Based on years of poor R&D productivity, the pharma industry is rethinking clinical development. Novartis CEO Joseph Jimenez is rethinking the traditional blockbuster. Tomas Philipson and former FDA Commissioner Andrew von Eschenbach are rethinking phase III trials. A third aspect of clinical development also requires rethinking but I’ll leave that for the end of this post.
Jimenez sees the new blockbuster as a therapeutic agent that targets a biological pathway rather than a single indication in a large population. By targeting a pathway, the new therapeutic agent can treat multiple health conditions and receive multiple niche approvals that collectively generate more than $1B. As John Carroll notes, basing development strategy on targeting biological pathways is not new – the strategy is natural for biotechs like Genentech. The novelty is having a pharma giant with about $57B a year in revenues see targeting biological pathways as the basis for a blockbuster-by-accretion strategy and the key to future growth.
Reduce Reliance on Phase III Trials – or Eliminate Them?
Like Jimenez, Philipson and von Eschenbach have targeted therapeutic agents in mind when they call for reducing reliance on phase III trials or even eliminating them. They would like to allow marketing new drugs after “promising early stage research in targeted patients, with appropriate post-marketing studies required.” Labeling would state that approval was based on “promising but provisional research.” The marketplace of payers and patients would be the ultimate judge of new products. Is this idea radical? Not really. Alistair Wood advocated earlier approvals conditional on phase IV trials years ago ((N Engl J Med. 2006 Aug 10;355(6):618-23)). In a 2011 opinion piece in Science, Intel’s Andy Grove proposed leaving phase I safety testing under FDA’s purview, but not efficacy testing. “E-trials” would replace later phase trials, with “qualified physicians” dispensing experimental medicines and response data entering a database for analysis. Conditional approvals find compassionate use today.
Derek Lowe expresses reservations about reducing reliance on phase III trials. For example, he asks, “What would keep the real bottom-of-the-barrel types from pumping out high-priced placebos for demanding diseases like Alzheimer’s, which compounds would fly through safety studies and reap big profits until they (slowly) were proved ineffective?” The potential for gaming the system would depend on the rules for progressing the drug. So would the scope of such a policy and the scale of potential benefits. Stringent rules for bypassing phase III would limit the impact because few drugs would skip phase III. With less stringent rules, there would still be many drugs that merit continued development but not skipping phase III.
The underlying issue is that the current structure calling for large studies with an overall benefit (p<0.05) was fine for traditional blockbusters but doesn’t work for small populations. Think of this not only in terms of orphan drugs (<200,000 pts/year) but getting down to N-of-1 scale – personalized medicine.
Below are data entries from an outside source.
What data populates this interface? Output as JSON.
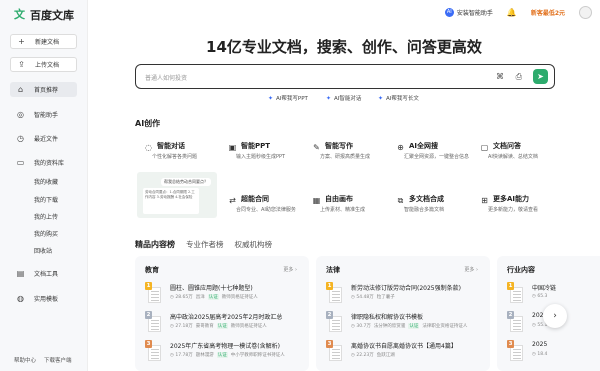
{
  "brand": {
    "logo_mark": "文",
    "name": "百度文库"
  },
  "sidebar": {
    "buttons": [
      {
        "icon": "+",
        "label": "新建文档"
      },
      {
        "icon": "⇪",
        "label": "上传文档"
      }
    ],
    "items": [
      {
        "icon": "⌂",
        "label": "首页推荐"
      },
      {
        "icon": "◎",
        "label": "智能助手"
      },
      {
        "icon": "◷",
        "label": "最近文件"
      },
      {
        "icon": "▭",
        "label": "我的资料库"
      }
    ],
    "sub_items": [
      "我的收藏",
      "我的下载",
      "我的上传",
      "我的购买",
      "回收站"
    ],
    "tools": [
      {
        "icon": "▤",
        "label": "文档工具"
      },
      {
        "icon": "◍",
        "label": "实用模板"
      }
    ],
    "footer": [
      "帮助中心",
      "下载客户端"
    ]
  },
  "topbar": {
    "assist_badge": "AI",
    "assist_label": "安装智能助手",
    "bell_icon": "🔔",
    "promo": "新客最低2元"
  },
  "hero": {
    "title": "14亿专业文档，搜索、创作、问答更高效",
    "search_placeholder": "普通人如何投资",
    "send_icon": "➤",
    "quick_actions": [
      {
        "spark": "✦",
        "label": "AI帮我写PPT"
      },
      {
        "spark": "✦",
        "label": "AI智能对话"
      },
      {
        "spark": "✦",
        "label": "AI帮我写长文"
      }
    ]
  },
  "ai_section": {
    "title": "AI创作",
    "cards": [
      {
        "icon": "◌",
        "name": "智能对话",
        "desc": "个性化解答各类问题"
      },
      {
        "icon": "▣",
        "name": "智能PPT",
        "desc": "输入主题秒级生成PPT"
      },
      {
        "icon": "✎",
        "name": "智能写作",
        "desc": "方案、研报高质量生成"
      },
      {
        "icon": "⊕",
        "name": "AI全网搜",
        "desc": "汇聚全网资源，一键整合信息"
      },
      {
        "icon": "▢",
        "name": "文档问答",
        "desc": "AI快读解读、总结文档"
      },
      {
        "icon": "⇄",
        "name": "超能合同",
        "desc": "合同专业、AI助您法律服务"
      },
      {
        "icon": "▦",
        "name": "自由画布",
        "desc": "上传素材、精准生成"
      },
      {
        "icon": "⧉",
        "name": "多文档合成",
        "desc": "智能融合多篇文档"
      },
      {
        "icon": "⊞",
        "name": "更多AI能力",
        "desc": "更多新能力，敬请查看"
      }
    ],
    "preview_bubble": "帮我总结劳动合同要点？",
    "preview_doc": "劳动合同要点：1.合同期限 2.工作内容 3.劳动报酬 4.社会保险"
  },
  "tabs": [
    {
      "label": "精品内容榜",
      "active": true
    },
    {
      "label": "专业作者榜",
      "active": false
    },
    {
      "label": "权威机构榜",
      "active": false
    }
  ],
  "columns": [
    {
      "title": "教育",
      "more": "更多 ›",
      "docs": [
        {
          "rank": "1",
          "title": "圆柱、圆锥应用题(十七种题型)",
          "stats": "◷ 28.65万",
          "author": "昌洋",
          "tag": "认证",
          "org": "教师资格证持证人"
        },
        {
          "rank": "2",
          "title": "高中政治2025届高考2025年2月时政汇总",
          "stats": "◷ 27.18万",
          "author": "豪哥教育",
          "tag": "认证",
          "org": "教师资格证持证人"
        },
        {
          "rank": "3",
          "title": "2025年广东省高考物理一模试卷(含解析)",
          "stats": "◷ 17.78万",
          "author": "题林漫游",
          "tag": "认证",
          "org": "中小学教师职称证书持证人"
        }
      ]
    },
    {
      "title": "法律",
      "more": "更多 ›",
      "docs": [
        {
          "rank": "1",
          "title": "新劳动法修订版劳动合同(2025强制条款)",
          "stats": "◷ 54.48万",
          "author": "粒了薯子",
          "tag": "",
          "org": ""
        },
        {
          "rank": "2",
          "title": "律职隐私权和解协议书模板",
          "stats": "◷ 30.7万",
          "author": "法分钟的欣赏骚",
          "tag": "认证",
          "org": "法律职业资格证持证人"
        },
        {
          "rank": "3",
          "title": "离婚协议书自愿离婚协议书【通用4篇】",
          "stats": "◷ 22.23万",
          "author": "鱼跃江湖",
          "tag": "",
          "org": ""
        }
      ]
    },
    {
      "title": "行业内容",
      "more": "",
      "docs": [
        {
          "rank": "1",
          "title": "中国冷链",
          "stats": "◷ 65.3",
          "author": "",
          "tag": "",
          "org": ""
        },
        {
          "rank": "2",
          "title": "2025",
          "stats": "◷ 55.1",
          "author": "",
          "tag": "",
          "org": ""
        },
        {
          "rank": "3",
          "title": "2025",
          "stats": "◷ 18.4",
          "author": "",
          "tag": "",
          "org": ""
        }
      ]
    }
  ],
  "next_icon": "›",
  "colors": {
    "brand_green": "#2dab6d",
    "accent_blue": "#3b6cf6",
    "promo_orange": "#e2711d",
    "rank1": "#f5b423",
    "rank2": "#a8b1bf",
    "rank3": "#e08b4f"
  }
}
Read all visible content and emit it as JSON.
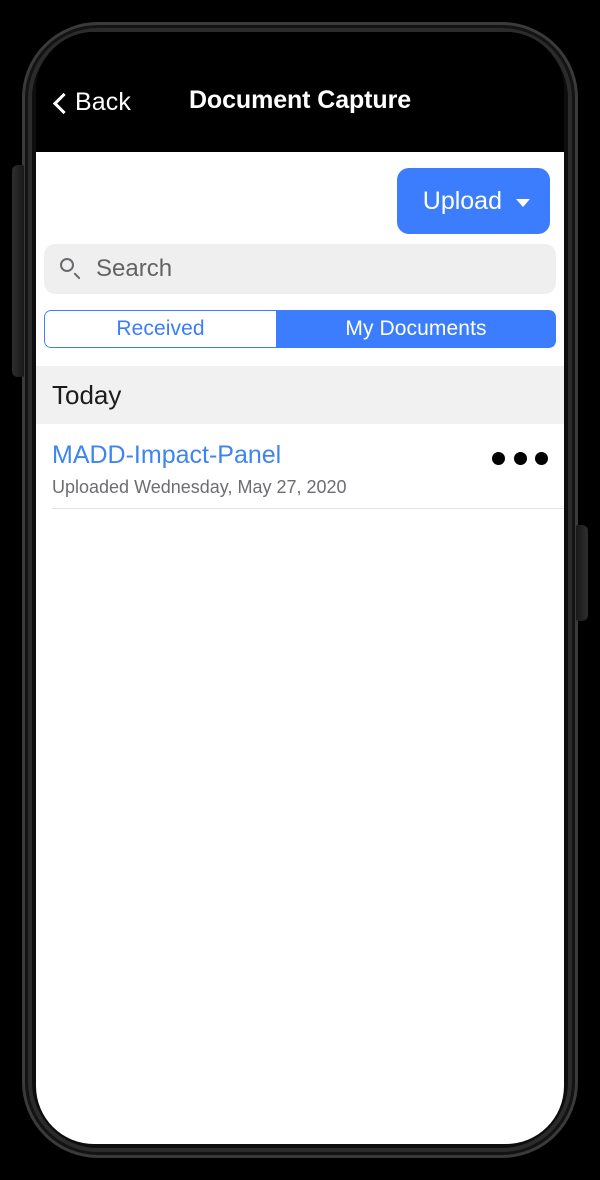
{
  "navbar": {
    "back_label": "Back",
    "back_icon": "chevron-left-icon",
    "title": "Document Capture"
  },
  "toolbar": {
    "upload_label": "Upload",
    "upload_caret_icon": "caret-down-icon"
  },
  "search": {
    "placeholder": "Search",
    "value": "",
    "icon": "search-icon"
  },
  "segmented_control": {
    "options": [
      {
        "label": "Received",
        "selected": false
      },
      {
        "label": "My Documents",
        "selected": true
      }
    ]
  },
  "section": {
    "title": "Today"
  },
  "documents": [
    {
      "title": "MADD-Impact-Panel",
      "subtitle": "Uploaded Wednesday, May 27, 2020",
      "more_icon": "more-horizontal-icon"
    }
  ],
  "colors": {
    "accent_blue": "#3b7dfd",
    "link_blue": "#3d85f0",
    "navbar_black": "#000000",
    "search_gray": "#efeff0",
    "section_gray": "#f1f1f1",
    "subtitle_gray": "#6d6d72"
  }
}
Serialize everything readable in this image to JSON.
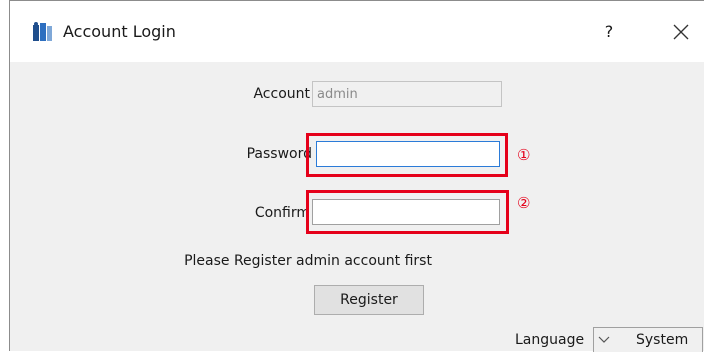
{
  "window": {
    "title": "Account Login",
    "help_label": "?",
    "close_icon": "close-icon",
    "app_icon": "app-logo-icon"
  },
  "form": {
    "account": {
      "label": "Account",
      "value": "admin"
    },
    "password": {
      "label": "Password",
      "value": ""
    },
    "confirm": {
      "label": "Confirm",
      "value": ""
    },
    "message": "Please Register admin account first",
    "register_label": "Register"
  },
  "annotations": {
    "marker_1": "①",
    "marker_2": "②",
    "highlight_color": "#e5001a"
  },
  "footer": {
    "language_label": "Language",
    "language_value": "System",
    "dropdown_icon": "chevron-down-icon"
  }
}
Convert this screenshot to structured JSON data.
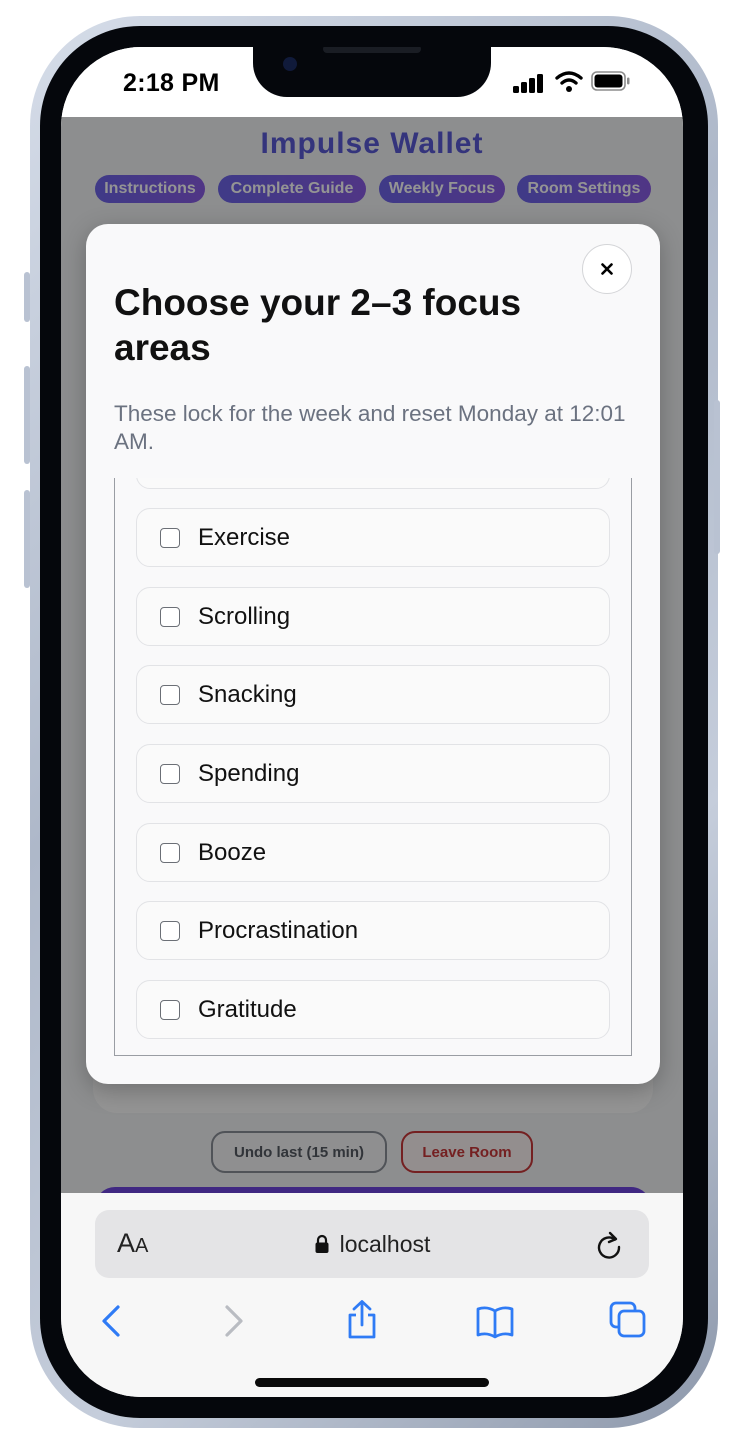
{
  "status_bar": {
    "time": "2:18 PM"
  },
  "app": {
    "title": "Impulse Wallet",
    "nav": [
      {
        "label": "Instructions"
      },
      {
        "label": "Complete Guide"
      },
      {
        "label": "Weekly Focus"
      },
      {
        "label": "Room Settings"
      }
    ],
    "undo_label": "Undo last (15 min)",
    "leave_label": "Leave Room",
    "accent_color": "#5b5bd6",
    "danger_color": "#c8373a"
  },
  "modal": {
    "title": "Choose your 2–3 focus areas",
    "subtitle": "These lock for the week and reset Monday at 12:01 AM.",
    "close_label": "×",
    "options": [
      {
        "label": "Exercise",
        "checked": false
      },
      {
        "label": "Scrolling",
        "checked": false
      },
      {
        "label": "Snacking",
        "checked": false
      },
      {
        "label": "Spending",
        "checked": false
      },
      {
        "label": "Booze",
        "checked": false
      },
      {
        "label": "Procrastination",
        "checked": false
      },
      {
        "label": "Gratitude",
        "checked": false
      }
    ]
  },
  "browser": {
    "text_size_big": "A",
    "text_size_small": "A",
    "url": "localhost",
    "icons": [
      "back-icon",
      "forward-icon",
      "share-icon",
      "bookmarks-icon",
      "tabs-icon",
      "reload-icon",
      "lock-icon"
    ]
  }
}
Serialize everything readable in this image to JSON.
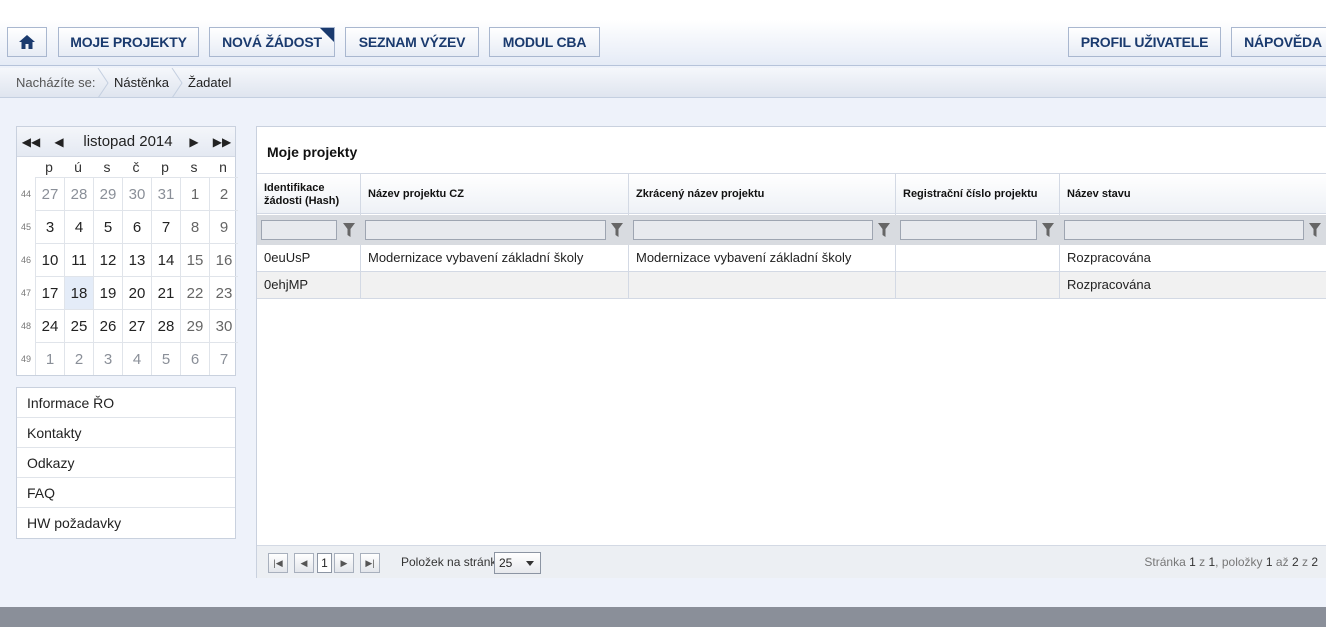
{
  "toolbar": {
    "home_icon": "home-icon",
    "buttons": [
      {
        "label": "MOJE PROJEKTY"
      },
      {
        "label": "NOVÁ ŽÁDOST"
      },
      {
        "label": "SEZNAM VÝZEV"
      },
      {
        "label": "MODUL CBA"
      },
      {
        "label": "PROFIL UŽIVATELE"
      },
      {
        "label": "NÁPOVĚDA"
      }
    ]
  },
  "breadcrumb": {
    "label": "Nacházíte se:",
    "items": [
      "Nástěnka",
      "Žadatel"
    ]
  },
  "calendar": {
    "month": "listopad 2014",
    "weekdays": [
      "p",
      "ú",
      "s",
      "č",
      "p",
      "s",
      "n"
    ],
    "weeks": [
      {
        "num": "44",
        "days": [
          "27",
          "28",
          "29",
          "30",
          "31",
          "1",
          "2"
        ]
      },
      {
        "num": "45",
        "days": [
          "3",
          "4",
          "5",
          "6",
          "7",
          "8",
          "9"
        ]
      },
      {
        "num": "46",
        "days": [
          "10",
          "11",
          "12",
          "13",
          "14",
          "15",
          "16"
        ]
      },
      {
        "num": "47",
        "days": [
          "17",
          "18",
          "19",
          "20",
          "21",
          "22",
          "23"
        ]
      },
      {
        "num": "48",
        "days": [
          "24",
          "25",
          "26",
          "27",
          "28",
          "29",
          "30"
        ]
      },
      {
        "num": "49",
        "days": [
          "1",
          "2",
          "3",
          "4",
          "5",
          "6",
          "7"
        ]
      }
    ],
    "today": "18"
  },
  "sidemenu": {
    "items": [
      "Informace ŘO",
      "Kontakty",
      "Odkazy",
      "FAQ",
      "HW požadavky"
    ]
  },
  "projects": {
    "title": "Moje projekty",
    "columns": [
      "Identifikace žádosti (Hash)",
      "Název projektu CZ",
      "Zkrácený název projektu",
      "Registrační číslo projektu",
      "Název stavu"
    ],
    "rows": [
      [
        "0euUsP",
        "Modernizace vybavení základní školy",
        "Modernizace vybavení základní školy",
        "",
        "Rozpracována"
      ],
      [
        "0ehjMP",
        "",
        "",
        "",
        "Rozpracována"
      ]
    ]
  },
  "pager": {
    "current_page": "1",
    "per_page_label": "Položek na stránku",
    "per_page_value": "25",
    "info_prefix": "Stránka",
    "page": "1",
    "of1": "z",
    "pages": "1",
    "items_label": ", položky",
    "from": "1",
    "to_label": "až",
    "to": "2",
    "of2": "z",
    "total": "2"
  },
  "colors": {
    "accent": "#1a3a6e",
    "footer": "#8a8f99"
  }
}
Doing a study of a group like epidermolysis bullosa, with an estimated 30,000 patients scattered across the US is extremely difficult under our current model, increasing costs and delaying (or denying) useful therapies.
Conquering the Inefficiencies We Can’t Bypass
Much as we need to rethink the blockbuster and phase III, we can’t bypass the core of pharma’s productivity problem – the way we run clinical trials. To begin with, generating revenues from multiple indications is central to the blockbuster-by-accretion strategy. It follows that such collective blockbusters will require some clinical testing in each indication. Multiple indications mean more trials, not less. Furthermore, nothing in our experience of clinical research suggests that early phase results will usually be so promising that we can justify skipping phase III. That means we’ll still need to run phase III trials more efficiently. Finally, earlier phase studies will remain on all scenarios. These trials are less wasteful not because the industry runs them better than late-phase trials but only because they involve fewer subjects. So developing most drugs more efficiently will require running trials more efficiently across all phases.
Sometimes we will be able to bypass inefficiencies through measures such as skipping phase III but we can only bypass so much. The only way to solve pharma’s productivity problem is to confront and conquer inefficiency in program planning, study design, and, above all, in trial management and operations. We can’t win the war against inefficiency without fighting and winning the daily operational battles that dominate our budgets and timelines. But the outlook is bright: those with access to innovations such as adaptive monitoring and adaptive enrollment, are winning more of these battles every day.